September Saturday Guest Bloggers: 9/2--Anne Bannon, 9/9 WWK Bloggers, 9/16 Margaret S. Hamilton, 9/23 Kait Carson, and on 9/30 Trixie Stiletto.
“May 16, 2017 – The Women’s Fiction Writers Association (WFWA) today announced the finalists of the second annual Star Award, given to authors of published women’s fiction. Six finalists were chosen in two categories, General and Outstanding Debut. The winners of the Star Award will be announced at the WFWA Retreat in Albuquerque, New Mexico on September 23, 2017.” In the general category, WWK’s Carla Damron was one of three finalist for her novel, The Stone Necklace. Go to Carladamron.com for more information. Congratulations, Carla!
Congratulations to our writers for the following publications:
Warren Bull's new Lincoln mystery, Abraham Lincoln In Court & Campaign has been released. Look for the Kindle version on February 3.
Shari Randall's "Pets" will be included in Chesapeake Crimes: Fur, Feathers, and Felonies anthology, which will be published in 2018. In the same anthology "Rasputin," KM Rockwood's short story, will also be published. Her short story "Goldie" will be published in the Busted anthology, which will be released by Level Best Books on April 25th.
In addition, our prolific KM will have the following shorts published as well: "Sight Unseen" in Fish Out of Water, Guppie (SinC) anthology, just released, and "Making Tracks" in Passport to Murder, Bouchercon anthology, October 2017.
Margaret S. Hamilton's short story, "Once a Kappa" was published as a finalist in the Southern Writer's Magazine annual short story contest issue. Mysterical-E published her "Double Crust Corpse" in the Fall 2016 issue. "Baby Killer" will appear in the 2017 solar eclipse anthology Day of the Dark to be published this summer prior to the eclipse in August.
Tuesday, September 18, 2012
The second story was on my desk with notes from the editor. This time the story had more requested changes than I was willing to make. Police women in 1889? I don't think so. I have to figure out some way to satisfy the editors without making a mash up of my story. I can't change the weapons, since the story depends on the rifling marks on the bullets. Yes in 1889.
Under pressure from deadlines and not at all sure I could make either story work for the publications they were aimed at, I was beginning to wonder why I bothered. I could chuck both stories and start again.

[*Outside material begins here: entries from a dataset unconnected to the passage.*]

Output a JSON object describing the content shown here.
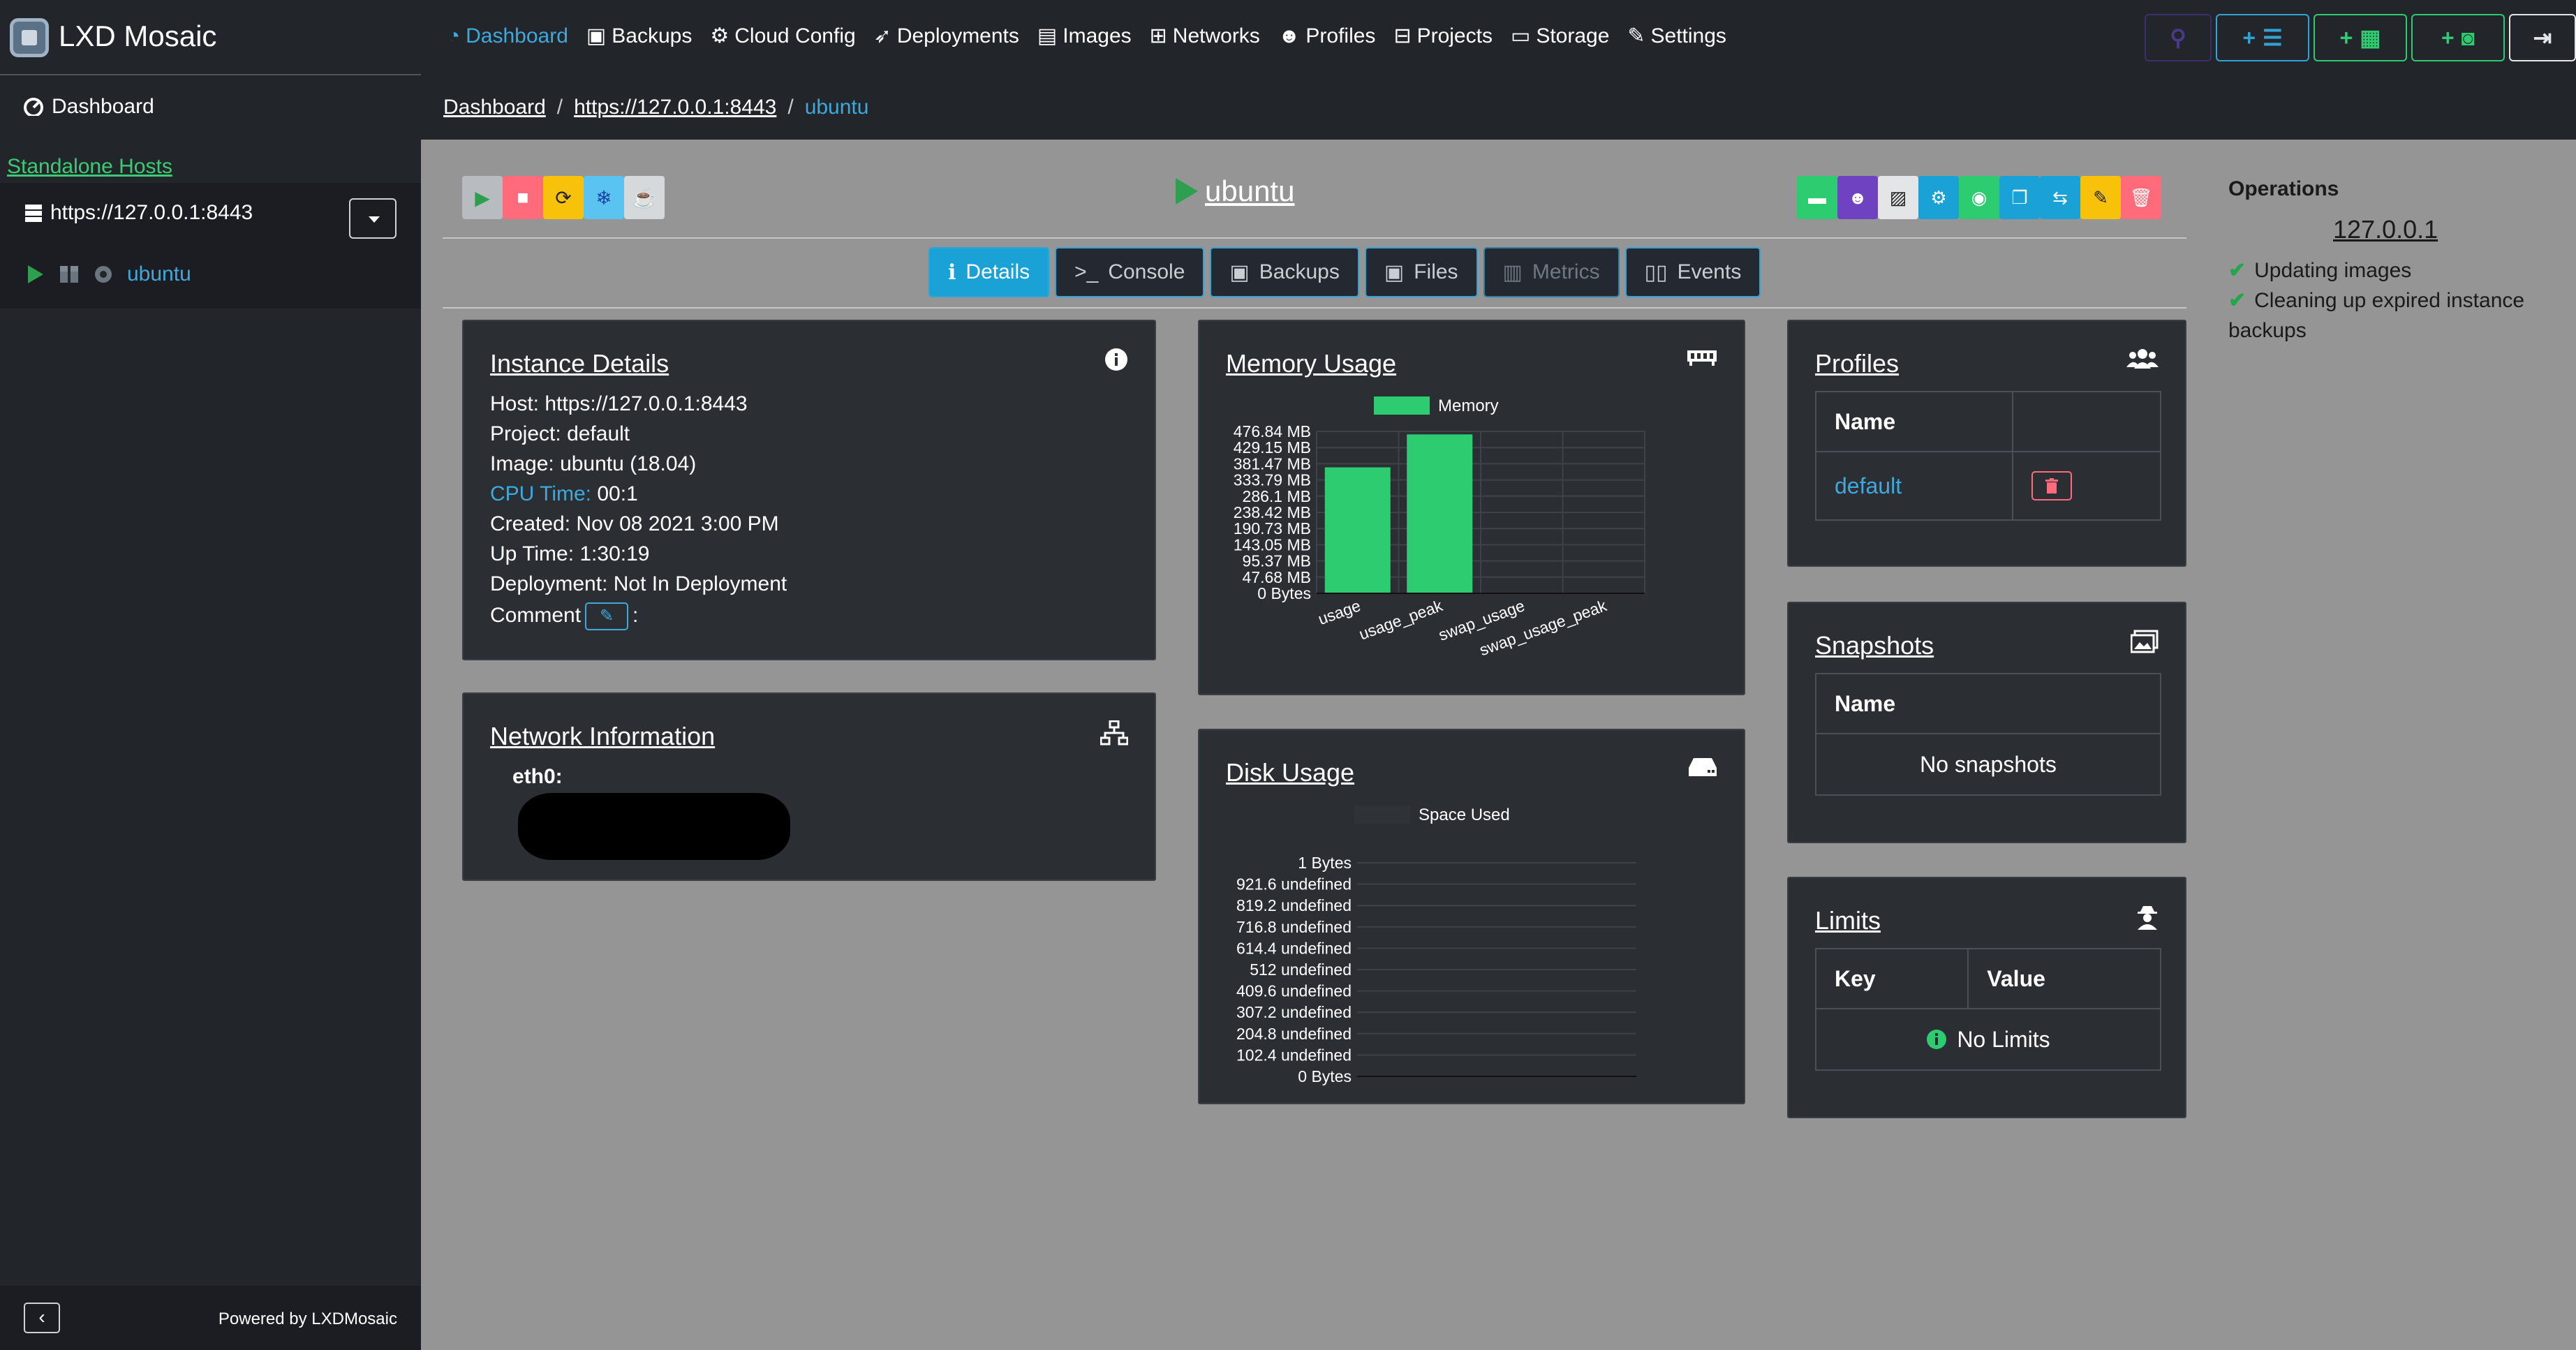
{
  "app": {
    "title": "LXD Mosaic",
    "powered_by": "Powered by LXDMosaic"
  },
  "sidebar": {
    "dashboard_label": "Dashboard",
    "section_label": "Standalone Hosts",
    "host_label": "https://127.0.0.1:8443",
    "instance_label": "ubuntu"
  },
  "nav": {
    "items": [
      {
        "label": "Dashboard",
        "icon": "dashboard-icon"
      },
      {
        "label": "Backups",
        "icon": "save-icon"
      },
      {
        "label": "Cloud Config",
        "icon": "cogs-icon"
      },
      {
        "label": "Deployments",
        "icon": "rocket-icon"
      },
      {
        "label": "Images",
        "icon": "images-icon"
      },
      {
        "label": "Networks",
        "icon": "network-icon"
      },
      {
        "label": "Profiles",
        "icon": "users-icon"
      },
      {
        "label": "Projects",
        "icon": "project-diagram-icon"
      },
      {
        "label": "Storage",
        "icon": "hdd-icon"
      },
      {
        "label": "Settings",
        "icon": "wrench-icon"
      }
    ],
    "active": "Dashboard"
  },
  "breadcrumb": {
    "items": [
      "Dashboard",
      "https://127.0.0.1:8443",
      "ubuntu"
    ],
    "separator": "/"
  },
  "instance": {
    "name": "ubuntu"
  },
  "tabs": [
    {
      "label": "Details",
      "icon": "info-icon",
      "state": "active"
    },
    {
      "label": "Console",
      "icon": "terminal-icon",
      "state": "normal"
    },
    {
      "label": "Backups",
      "icon": "save-icon",
      "state": "normal"
    },
    {
      "label": "Files",
      "icon": "save-icon",
      "state": "normal"
    },
    {
      "label": "Metrics",
      "icon": "chart-icon",
      "state": "disabled"
    },
    {
      "label": "Events",
      "icon": "book-icon",
      "state": "normal"
    }
  ],
  "details": {
    "title": "Instance Details",
    "host_label": "Host:",
    "host_value": "https://127.0.0.1:8443",
    "project_label": "Project:",
    "project_value": "default",
    "image_label": "Image:",
    "image_value": "ubuntu (18.04)",
    "cpu_label": "CPU Time:",
    "cpu_value": "00:1",
    "created_label": "Created:",
    "created_value": "Nov 08 2021 3:00 PM",
    "uptime_label": "Up Time:",
    "uptime_value": "1:30:19",
    "deployment_label": "Deployment:",
    "deployment_value": "Not In Deployment",
    "comment_label": "Comment",
    "comment_suffix": ":"
  },
  "network": {
    "title": "Network Information",
    "iface": "eth0:"
  },
  "memory": {
    "title": "Memory Usage"
  },
  "disk": {
    "title": "Disk Usage"
  },
  "profiles": {
    "title": "Profiles",
    "col_name": "Name",
    "rows": [
      "default"
    ]
  },
  "snapshots": {
    "title": "Snapshots",
    "col_name": "Name",
    "empty": "No snapshots"
  },
  "limits": {
    "title": "Limits",
    "col_key": "Key",
    "col_value": "Value",
    "empty": "No Limits"
  },
  "operations": {
    "title": "Operations",
    "host": "127.0.0.1",
    "items": [
      "Updating images",
      "Cleaning up expired instance backups"
    ]
  },
  "colors": {
    "accent": "#1aa1d6",
    "green": "#2ecc71",
    "danger": "#ff6b7a"
  },
  "chart_data": [
    {
      "type": "bar",
      "title": "",
      "legend": [
        "Memory"
      ],
      "categories": [
        "usage",
        "usage_peak",
        "swap_usage",
        "swap_usage_peak"
      ],
      "series": [
        {
          "name": "Memory",
          "values": [
            371,
            468,
            0,
            0
          ]
        }
      ],
      "value_unit": "MB",
      "ylim": [
        0,
        476.84
      ],
      "yticks": [
        "476.84 MB",
        "429.15 MB",
        "381.47 MB",
        "333.79 MB",
        "286.1 MB",
        "238.42 MB",
        "190.73 MB",
        "143.05 MB",
        "95.37 MB",
        "47.68 MB",
        "0 Bytes"
      ],
      "grid": true
    },
    {
      "type": "bar",
      "title": "",
      "legend": [
        "Space Used"
      ],
      "categories": [],
      "series": [
        {
          "name": "Space Used",
          "values": []
        }
      ],
      "yticks": [
        "1 Bytes",
        "921.6 undefined",
        "819.2 undefined",
        "716.8 undefined",
        "614.4 undefined",
        "512 undefined",
        "409.6 undefined",
        "307.2 undefined",
        "204.8 undefined",
        "102.4 undefined",
        "0 Bytes"
      ],
      "grid": true
    }
  ]
}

I might just need to start something fresh to get out from under the burden of stories I couldn't seem to fix. Forget that I had deadlines and submit elsewhere. That would give me time to work through them more carefully.
Or maybe I needed to do something else like pay more attention to the sheep, write something new, take a cooking class. Or housework.
Or maybe I needed to suck it up and get back to work. I complained to all my on line buddies about how hard it was.